(Dataset rows describing interfaces)
_ _ _ _ _
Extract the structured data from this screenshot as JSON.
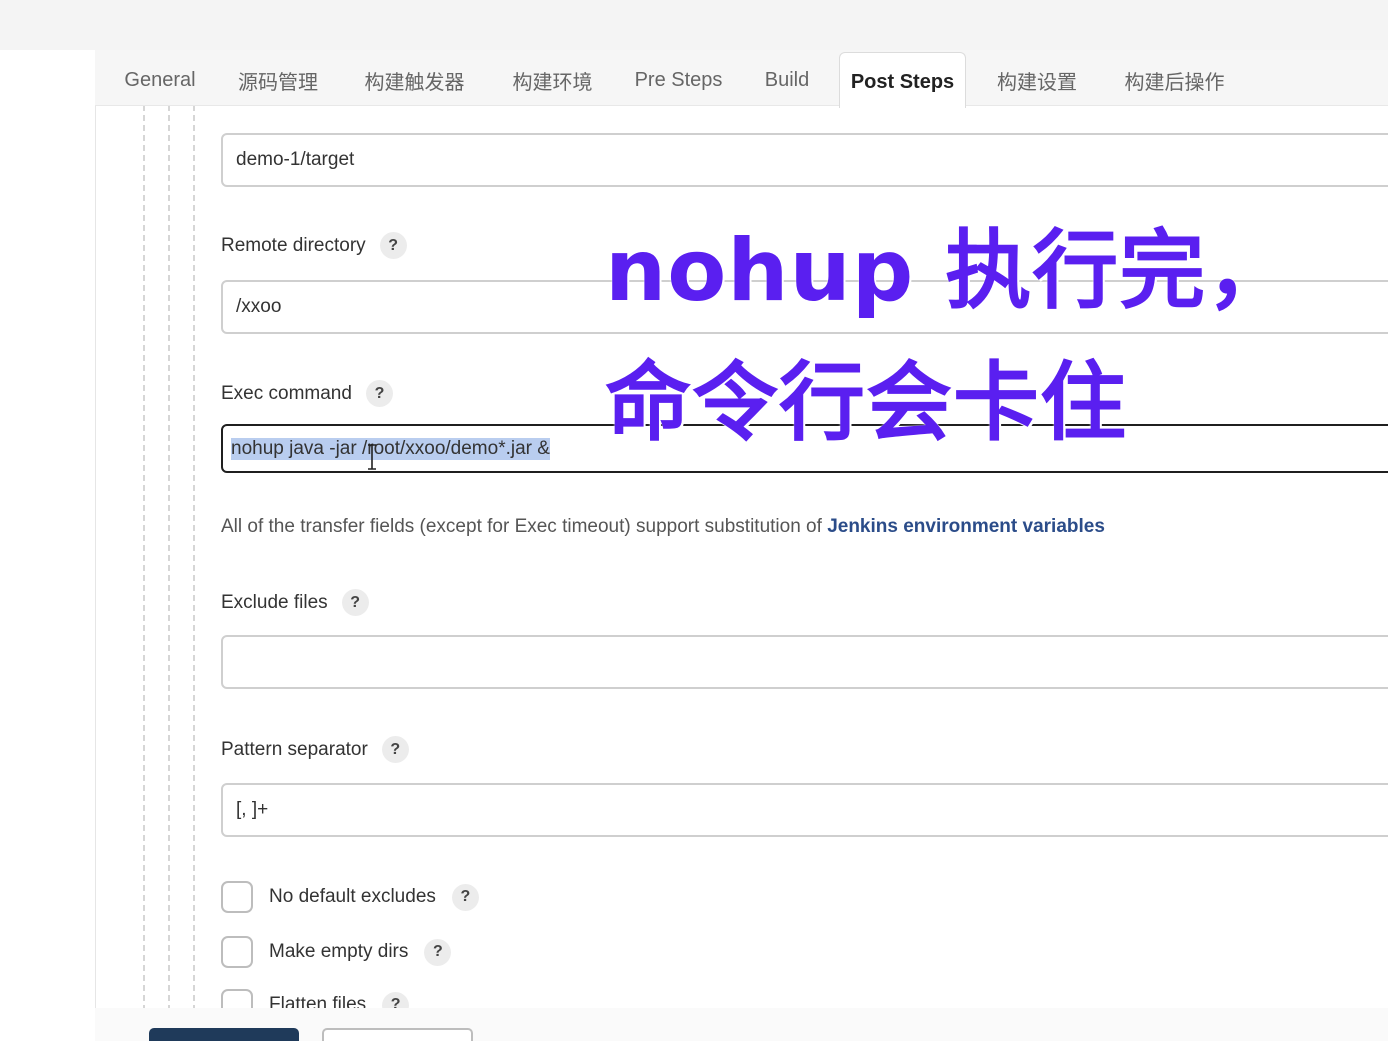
{
  "tabs": [
    {
      "label": "General"
    },
    {
      "label": "源码管理"
    },
    {
      "label": "构建触发器"
    },
    {
      "label": "构建环境"
    },
    {
      "label": "Pre Steps"
    },
    {
      "label": "Build"
    },
    {
      "label": "Post Steps",
      "active": true
    },
    {
      "label": "构建设置"
    },
    {
      "label": "构建后操作"
    }
  ],
  "fields": {
    "source_prefix": {
      "value": "demo-1/target"
    },
    "remote_directory": {
      "label": "Remote directory",
      "value": "/xxoo"
    },
    "exec_command": {
      "label": "Exec command",
      "value": "nohup java -jar /root/xxoo/demo*.jar &"
    },
    "exclude_files": {
      "label": "Exclude files",
      "value": ""
    },
    "pattern_separator": {
      "label": "Pattern separator",
      "value": "[, ]+"
    }
  },
  "help_glyph": "?",
  "help_note": {
    "text": "All of the transfer fields (except for Exec timeout) support substitution of ",
    "link": "Jenkins environment variables"
  },
  "checkboxes": [
    {
      "label": "No default excludes",
      "checked": false
    },
    {
      "label": "Make empty dirs",
      "checked": false
    },
    {
      "label": "Flatten files",
      "checked": false
    }
  ],
  "overlay": {
    "line1": "nohup 执行完，",
    "line2": "命令行会卡住",
    "color": "#5a1ff0"
  },
  "colors": {
    "link": "#2b4c89",
    "primary_button": "#1f3a5a",
    "selection": "#b9cdef"
  }
}
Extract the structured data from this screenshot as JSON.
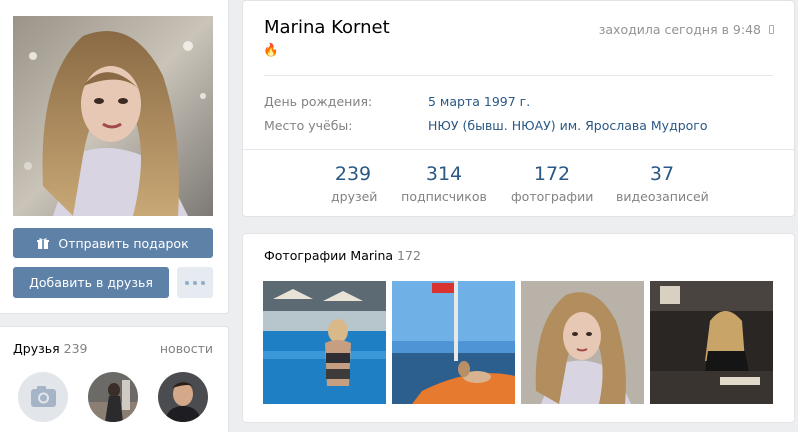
{
  "profile": {
    "name": "Marina Kornet",
    "status_emoji": "🔥",
    "online": "заходила сегодня в 9:48",
    "birthday_label": "День рождения:",
    "birthday_value": "5 марта 1997 г.",
    "education_label": "Место учёбы:",
    "education_value": "НЮУ (бывш. НЮАУ) им. Ярослава Мудрого"
  },
  "counters": [
    {
      "value": "239",
      "label": "друзей"
    },
    {
      "value": "314",
      "label": "подписчиков"
    },
    {
      "value": "172",
      "label": "фотографии"
    },
    {
      "value": "37",
      "label": "видеозаписей"
    }
  ],
  "actions": {
    "gift": "Отправить подарок",
    "add_friend": "Добавить в друзья"
  },
  "friends": {
    "title": "Друзья",
    "count": "239",
    "news_link": "новости"
  },
  "photos": {
    "title": "Фотографии Marina",
    "count": "172"
  },
  "colors": {
    "link": "#2a5885",
    "button": "#5e81a8",
    "page_bg": "#edeef0"
  }
}
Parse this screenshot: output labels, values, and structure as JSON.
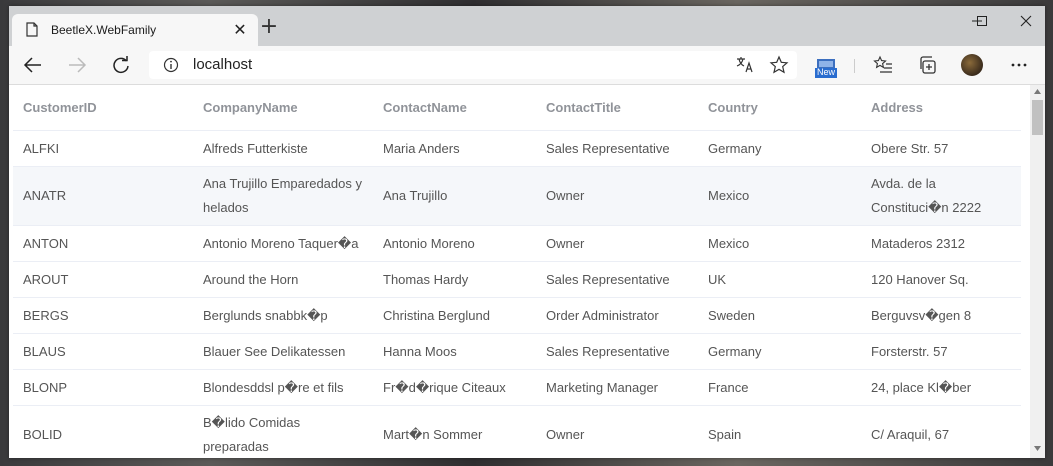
{
  "browser": {
    "tab_title": "BeetleX.WebFamily",
    "url": "localhost",
    "new_badge": "New"
  },
  "table": {
    "headers": [
      "CustomerID",
      "CompanyName",
      "ContactName",
      "ContactTitle",
      "Country",
      "Address"
    ],
    "rows": [
      [
        "ALFKI",
        "Alfreds Futterkiste",
        "Maria Anders",
        "Sales Representative",
        "Germany",
        "Obere Str. 57"
      ],
      [
        "ANATR",
        "Ana Trujillo Emparedados y helados",
        "Ana Trujillo",
        "Owner",
        "Mexico",
        "Avda. de la Constituci�n 2222"
      ],
      [
        "ANTON",
        "Antonio Moreno Taquer�a",
        "Antonio Moreno",
        "Owner",
        "Mexico",
        "Mataderos 2312"
      ],
      [
        "AROUT",
        "Around the Horn",
        "Thomas Hardy",
        "Sales Representative",
        "UK",
        "120 Hanover Sq."
      ],
      [
        "BERGS",
        "Berglunds snabbk�p",
        "Christina Berglund",
        "Order Administrator",
        "Sweden",
        "Berguvsv�gen 8"
      ],
      [
        "BLAUS",
        "Blauer See Delikatessen",
        "Hanna Moos",
        "Sales Representative",
        "Germany",
        "Forsterstr. 57"
      ],
      [
        "BLONP",
        "Blondesddsl p�re et fils",
        "Fr�d�rique Citeaux",
        "Marketing Manager",
        "France",
        "24, place Kl�ber"
      ],
      [
        "BOLID",
        "B�lido Comidas preparadas",
        "Mart�n Sommer",
        "Owner",
        "Spain",
        "C/ Araquil, 67"
      ]
    ]
  }
}
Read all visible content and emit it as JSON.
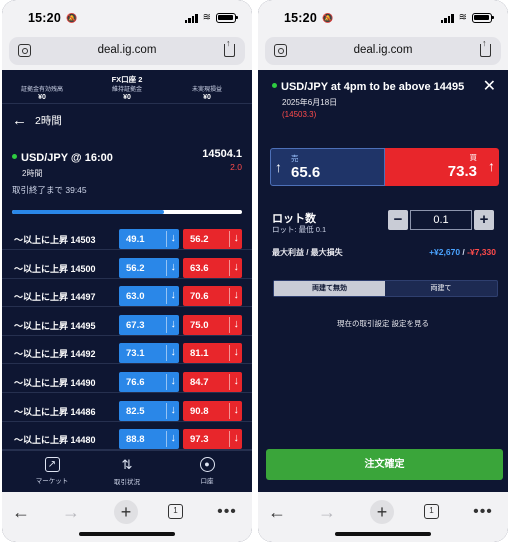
{
  "status": {
    "time": "15:20"
  },
  "browser": {
    "url": "deal.ig.com"
  },
  "account": {
    "title": "FX口座 2",
    "cols": [
      {
        "label": "証拠金有効残高",
        "value": "¥0"
      },
      {
        "label": "維持証拠金",
        "value": "¥0"
      },
      {
        "label": "未実現損益",
        "value": "¥0"
      }
    ]
  },
  "left": {
    "subheader": "2時間",
    "market": {
      "name": "USD/JPY @ 16:00",
      "duration": "2時間",
      "price": "14504.1",
      "change": "2.0"
    },
    "countdown": "取引終了まで 39:45",
    "progress": 0.66,
    "rows": [
      {
        "label": "〜以上に上昇 14503",
        "sell": "49.1",
        "buy": "56.2"
      },
      {
        "label": "〜以上に上昇 14500",
        "sell": "56.2",
        "buy": "63.6"
      },
      {
        "label": "〜以上に上昇 14497",
        "sell": "63.0",
        "buy": "70.6"
      },
      {
        "label": "〜以上に上昇 14495",
        "sell": "67.3",
        "buy": "75.0"
      },
      {
        "label": "〜以上に上昇 14492",
        "sell": "73.1",
        "buy": "81.1"
      },
      {
        "label": "〜以上に上昇 14490",
        "sell": "76.6",
        "buy": "84.7"
      },
      {
        "label": "〜以上に上昇 14486",
        "sell": "82.5",
        "buy": "90.8"
      },
      {
        "label": "〜以上に上昇 14480",
        "sell": "88.8",
        "buy": "97.3"
      }
    ],
    "tabs": [
      {
        "label": "マーケット",
        "icon": "chart-icon"
      },
      {
        "label": "取引状況",
        "icon": "transfer-icon"
      },
      {
        "label": "口座",
        "icon": "account-icon"
      }
    ]
  },
  "right": {
    "title": "USD/JPY at 4pm to be above 14495",
    "date": "2025年6月18日",
    "level": "(14503.3)",
    "sell_label": "売",
    "sell_price": "65.6",
    "buy_label": "買",
    "buy_price": "73.3",
    "lot_label": "ロット数",
    "lot_min": "ロット: 最低 0.1",
    "lot_value": "0.1",
    "pl_label": "最大利益 / 最大損失",
    "max_profit": "+¥2,670",
    "pl_sep": " / ",
    "max_loss": "-¥7,330",
    "toggle_a": "両建て無効",
    "toggle_b": "両建て",
    "settings_text": "現在の取引設定 設定を見る",
    "confirm_label": "注文確定"
  },
  "colors": {
    "bg": "#0e1632",
    "sell": "#2a87e8",
    "buy": "#e8262b",
    "confirm": "#3aa53a"
  }
}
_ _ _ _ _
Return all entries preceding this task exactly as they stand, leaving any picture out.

== Response below ==
Extract the structured data from this screenshot as JSON.
{
  "tabs": [
    {
      "label": "General"
    },
    {
      "label": "源码管理"
    },
    {
      "label": "构建触发器"
    },
    {
      "label": "构建环境"
    },
    {
      "label": "Pre Steps"
    },
    {
      "label": "Build"
    },
    {
      "label": "Post Steps",
      "active": true
    },
    {
      "label": "构建设置"
    },
    {
      "label": "构建后操作"
    }
  ],
  "fields": {
    "source_prefix": {
      "value": "demo-1/target"
    },
    "remote_directory": {
      "label": "Remote directory",
      "value": "/xxoo"
    },
    "exec_command": {
      "label": "Exec command",
      "value": "nohup java -jar /root/xxoo/demo*.jar &"
    },
    "exclude_files": {
      "label": "Exclude files",
      "value": ""
    },
    "pattern_separator": {
      "label": "Pattern separator",
      "value": "[, ]+"
    }
  },
  "help_glyph": "?",
  "help_note": {
    "text": "All of the transfer fields (except for Exec timeout) support substitution of ",
    "link": "Jenkins environment variables"
  },
  "checkboxes": [
    {
      "label": "No default excludes",
      "checked": false
    },
    {
      "label": "Make empty dirs",
      "checked": false
    },
    {
      "label": "Flatten files",
      "checked": false
    }
  ],
  "overlay": {
    "line1": "nohup 执行完，",
    "line2": "命令行会卡住",
    "color": "#5a1ff0"
  },
  "colors": {
    "link": "#2b4c89",
    "primary_button": "#1f3a5a",
    "selection": "#b9cdef"
  }
}
Extract the structured data from this screenshot as JSON.
{
  "profile": {
    "name": "Marina Kornet",
    "status_emoji": "🔥",
    "online": "заходила сегодня в 9:48",
    "birthday_label": "День рождения:",
    "birthday_value": "5 марта 1997 г.",
    "education_label": "Место учёбы:",
    "education_value": "НЮУ (бывш. НЮАУ) им. Ярослава Мудрого"
  },
  "counters": [
    {
      "value": "239",
      "label": "друзей"
    },
    {
      "value": "314",
      "label": "подписчиков"
    },
    {
      "value": "172",
      "label": "фотографии"
    },
    {
      "value": "37",
      "label": "видеозаписей"
    }
  ],
  "actions": {
    "gift": "Отправить подарок",
    "add_friend": "Добавить в друзья"
  },
  "friends": {
    "title": "Друзья",
    "count": "239",
    "news_link": "новости"
  },
  "photos": {
    "title": "Фотографии Marina",
    "count": "172"
  },
  "colors": {
    "link": "#2a5885",
    "button": "#5e81a8",
    "page_bg": "#edeef0"
  }
}
Parse this screenshot: output labels, values, and structure as JSON.
{
  "browser": {
    "tab_title": "BeetleX.WebFamily",
    "url": "localhost",
    "new_badge": "New"
  },
  "table": {
    "headers": [
      "CustomerID",
      "CompanyName",
      "ContactName",
      "ContactTitle",
      "Country",
      "Address"
    ],
    "rows": [
      [
        "ALFKI",
        "Alfreds Futterkiste",
        "Maria Anders",
        "Sales Representative",
        "Germany",
        "Obere Str. 57"
      ],
      [
        "ANATR",
        "Ana Trujillo Emparedados y helados",
        "Ana Trujillo",
        "Owner",
        "Mexico",
        "Avda. de la Constituci�n 2222"
      ],
      [
        "ANTON",
        "Antonio Moreno Taquer�a",
        "Antonio Moreno",
        "Owner",
        "Mexico",
        "Mataderos 2312"
      ],
      [
        "AROUT",
        "Around the Horn",
        "Thomas Hardy",
        "Sales Representative",
        "UK",
        "120 Hanover Sq."
      ],
      [
        "BERGS",
        "Berglunds snabbk�p",
        "Christina Berglund",
        "Order Administrator",
        "Sweden",
        "Berguvsv�gen 8"
      ],
      [
        "BLAUS",
        "Blauer See Delikatessen",
        "Hanna Moos",
        "Sales Representative",
        "Germany",
        "Forsterstr. 57"
      ],
      [
        "BLONP",
        "Blondesddsl p�re et fils",
        "Fr�d�rique Citeaux",
        "Marketing Manager",
        "France",
        "24, place Kl�ber"
      ],
      [
        "BOLID",
        "B�lido Comidas preparadas",
        "Mart�n Sommer",
        "Owner",
        "Spain",
        "C/ Araquil, 67"
      ]
    ]
  }
}
Read all visible content and emit it as JSON.
{
  "status": {
    "time": "15:20"
  },
  "browser": {
    "url": "deal.ig.com"
  },
  "account": {
    "title": "FX口座 2",
    "cols": [
      {
        "label": "証拠金有効残高",
        "value": "¥0"
      },
      {
        "label": "維持証拠金",
        "value": "¥0"
      },
      {
        "label": "未実現損益",
        "value": "¥0"
      }
    ]
  },
  "left": {
    "subheader": "2時間",
    "market": {
      "name": "USD/JPY @ 16:00",
      "duration": "2時間",
      "price": "14504.1",
      "change": "2.0"
    },
    "countdown": "取引終了まで 39:45",
    "progress": 0.66,
    "rows": [
      {
        "label": "〜以上に上昇 14503",
        "sell": "49.1",
        "buy": "56.2"
      },
      {
        "label": "〜以上に上昇 14500",
        "sell": "56.2",
        "buy": "63.6"
      },
      {
        "label": "〜以上に上昇 14497",
        "sell": "63.0",
        "buy": "70.6"
      },
      {
        "label": "〜以上に上昇 14495",
        "sell": "67.3",
        "buy": "75.0"
      },
      {
        "label": "〜以上に上昇 14492",
        "sell": "73.1",
        "buy": "81.1"
      },
      {
        "label": "〜以上に上昇 14490",
        "sell": "76.6",
        "buy": "84.7"
      },
      {
        "label": "〜以上に上昇 14486",
        "sell": "82.5",
        "buy": "90.8"
      },
      {
        "label": "〜以上に上昇 14480",
        "sell": "88.8",
        "buy": "97.3"
      }
    ],
    "tabs": [
      {
        "label": "マーケット",
        "icon": "chart-icon"
      },
      {
        "label": "取引状況",
        "icon": "transfer-icon"
      },
      {
        "label": "口座",
        "icon": "account-icon"
      }
    ]
  },
  "right": {
    "title": "USD/JPY at 4pm to be above 14495",
    "date": "2025年6月18日",
    "level": "(14503.3)",
    "sell_label": "売",
    "sell_price": "65.6",
    "buy_label": "買",
    "buy_price": "73.3",
    "lot_label": "ロット数",
    "lot_min": "ロット: 最低 0.1",
    "lot_value": "0.1",
    "pl_label": "最大利益 / 最大損失",
    "max_profit": "+¥2,670",
    "pl_sep": " / ",
    "max_loss": "-¥7,330",
    "toggle_a": "両建て無効",
    "toggle_b": "両建て",
    "settings_text": "現在の取引設定 設定を見る",
    "confirm_label": "注文確定"
  },
  "colors": {
    "bg": "#0e1632",
    "sell": "#2a87e8",
    "buy": "#e8262b",
    "confirm": "#3aa53a"
  }
}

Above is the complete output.